Records drawn from a dataset
--------------------------------------------------
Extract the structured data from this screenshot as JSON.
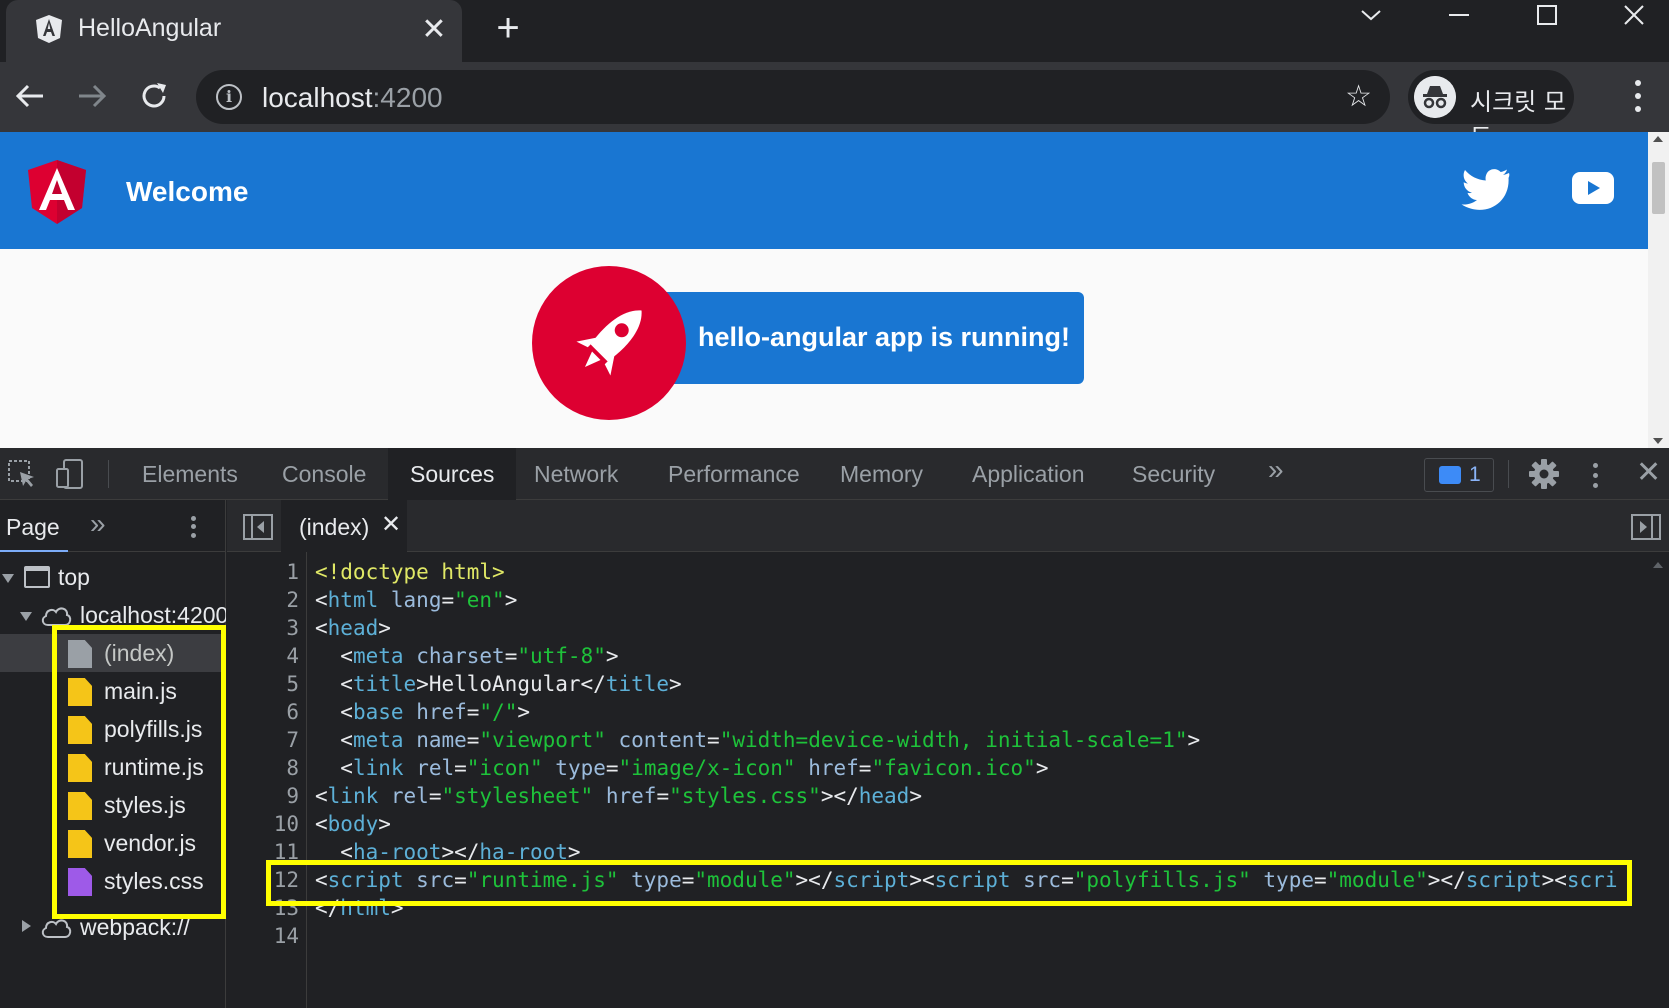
{
  "browser": {
    "tab_title": "HelloAngular",
    "tab_close": "✕",
    "new_tab": "+",
    "url_host": "localhost",
    "url_port": ":4200",
    "incognito_label": "시크릿 모드",
    "info_glyph": "i",
    "star_glyph": "☆"
  },
  "page": {
    "header_title": "Welcome",
    "banner_text": "hello-angular app is running!",
    "colors": {
      "header_bg": "#1976d2",
      "rocket_red": "#dd0031"
    }
  },
  "devtools": {
    "tabs": [
      "Elements",
      "Console",
      "Sources",
      "Network",
      "Performance",
      "Memory",
      "Application",
      "Security"
    ],
    "active_tab": "Sources",
    "more_tabs": "»",
    "issues_count": "1",
    "close": "✕",
    "navigator": {
      "tab_label": "Page",
      "more": "»",
      "tree": {
        "top": "top",
        "host": "localhost:4200",
        "files": [
          {
            "name": "(index)",
            "kind": "html"
          },
          {
            "name": "main.js",
            "kind": "js"
          },
          {
            "name": "polyfills.js",
            "kind": "js"
          },
          {
            "name": "runtime.js",
            "kind": "js"
          },
          {
            "name": "styles.js",
            "kind": "js"
          },
          {
            "name": "vendor.js",
            "kind": "js"
          },
          {
            "name": "styles.css",
            "kind": "css"
          }
        ],
        "webpack": "webpack://"
      }
    },
    "editor": {
      "open_file": "(index)",
      "close": "✕",
      "line_numbers": [
        "1",
        "2",
        "3",
        "4",
        "5",
        "6",
        "7",
        "8",
        "9",
        "10",
        "11",
        "12",
        "13",
        "14"
      ]
    }
  }
}
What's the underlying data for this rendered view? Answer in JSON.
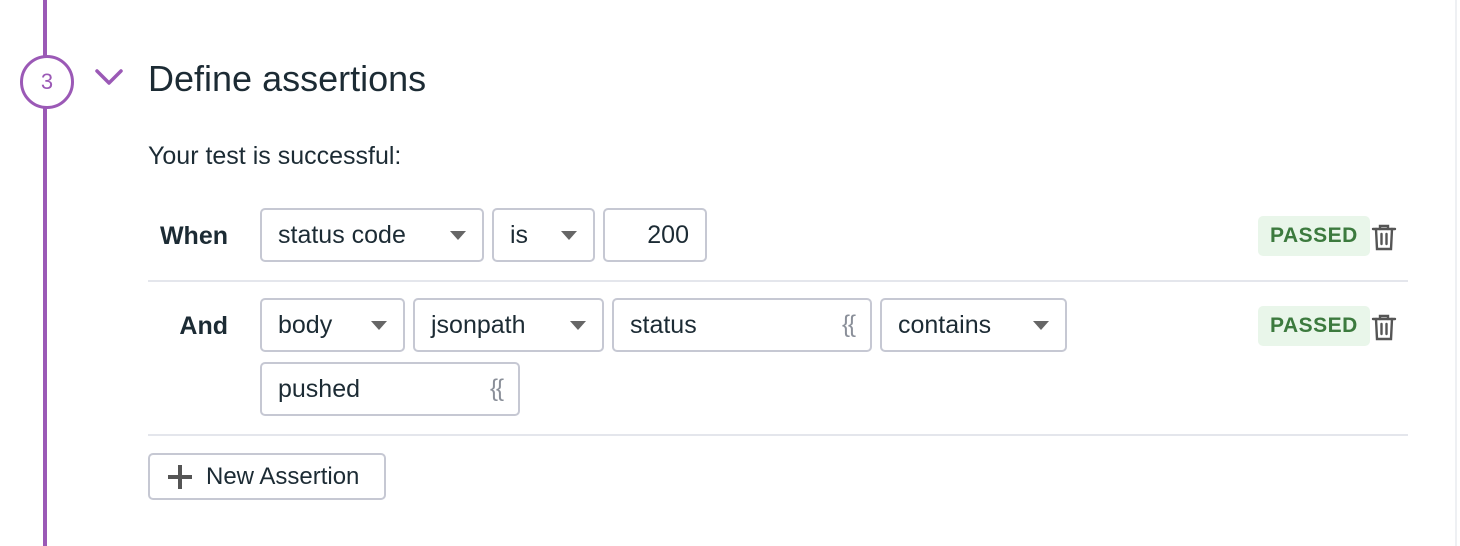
{
  "step": {
    "number": "3",
    "title": "Define assertions",
    "subtitle": "Your test is successful:"
  },
  "colors": {
    "accent": "#9b59b6",
    "passed_bg": "#e9f6ea",
    "passed_text": "#3c7a3e"
  },
  "assertions": [
    {
      "label": "When",
      "fields": [
        "status code",
        "is",
        "200"
      ],
      "status": "PASSED"
    },
    {
      "label": "And",
      "fields": [
        "body",
        "jsonpath",
        "status",
        "contains",
        "pushed"
      ],
      "status": "PASSED"
    }
  ],
  "icons": {
    "collapse": "chevron-down-icon",
    "delete": "trash-icon",
    "add": "plus-icon",
    "variable": "braces-icon"
  },
  "variable_glyph": "{{",
  "new_assertion_label": "New Assertion"
}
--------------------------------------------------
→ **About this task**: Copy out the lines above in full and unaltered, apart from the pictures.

→ **Exercise answer**:
Extract the structured data from this screenshot as JSON.
{
  "browser": {
    "tab_title": "HelloAngular",
    "tab_close": "✕",
    "new_tab": "+",
    "url_host": "localhost",
    "url_port": ":4200",
    "incognito_label": "시크릿 모드",
    "info_glyph": "i",
    "star_glyph": "☆"
  },
  "page": {
    "header_title": "Welcome",
    "banner_text": "hello-angular app is running!",
    "colors": {
      "header_bg": "#1976d2",
      "rocket_red": "#dd0031"
    }
  },
  "devtools": {
    "tabs": [
      "Elements",
      "Console",
      "Sources",
      "Network",
      "Performance",
      "Memory",
      "Application",
      "Security"
    ],
    "active_tab": "Sources",
    "more_tabs": "»",
    "issues_count": "1",
    "close": "✕",
    "navigator": {
      "tab_label": "Page",
      "more": "»",
      "tree": {
        "top": "top",
        "host": "localhost:4200",
        "files": [
          {
            "name": "(index)",
            "kind": "html"
          },
          {
            "name": "main.js",
            "kind": "js"
          },
          {
            "name": "polyfills.js",
            "kind": "js"
          },
          {
            "name": "runtime.js",
            "kind": "js"
          },
          {
            "name": "styles.js",
            "kind": "js"
          },
          {
            "name": "vendor.js",
            "kind": "js"
          },
          {
            "name": "styles.css",
            "kind": "css"
          }
        ],
        "webpack": "webpack://"
      }
    },
    "editor": {
      "open_file": "(index)",
      "close": "✕",
      "line_numbers": [
        "1",
        "2",
        "3",
        "4",
        "5",
        "6",
        "7",
        "8",
        "9",
        "10",
        "11",
        "12",
        "13",
        "14"
      ]
    }
  }
}
What's the underlying data for this rendered view? Answer in JSON.
{
  "step": {
    "number": "3",
    "title": "Define assertions",
    "subtitle": "Your test is successful:"
  },
  "colors": {
    "accent": "#9b59b6",
    "passed_bg": "#e9f6ea",
    "passed_text": "#3c7a3e"
  },
  "assertions": [
    {
      "label": "When",
      "fields": [
        "status code",
        "is",
        "200"
      ],
      "status": "PASSED"
    },
    {
      "label": "And",
      "fields": [
        "body",
        "jsonpath",
        "status",
        "contains",
        "pushed"
      ],
      "status": "PASSED"
    }
  ],
  "icons": {
    "collapse": "chevron-down-icon",
    "delete": "trash-icon",
    "add": "plus-icon",
    "variable": "braces-icon"
  },
  "variable_glyph": "{{",
  "new_assertion_label": "New Assertion"
}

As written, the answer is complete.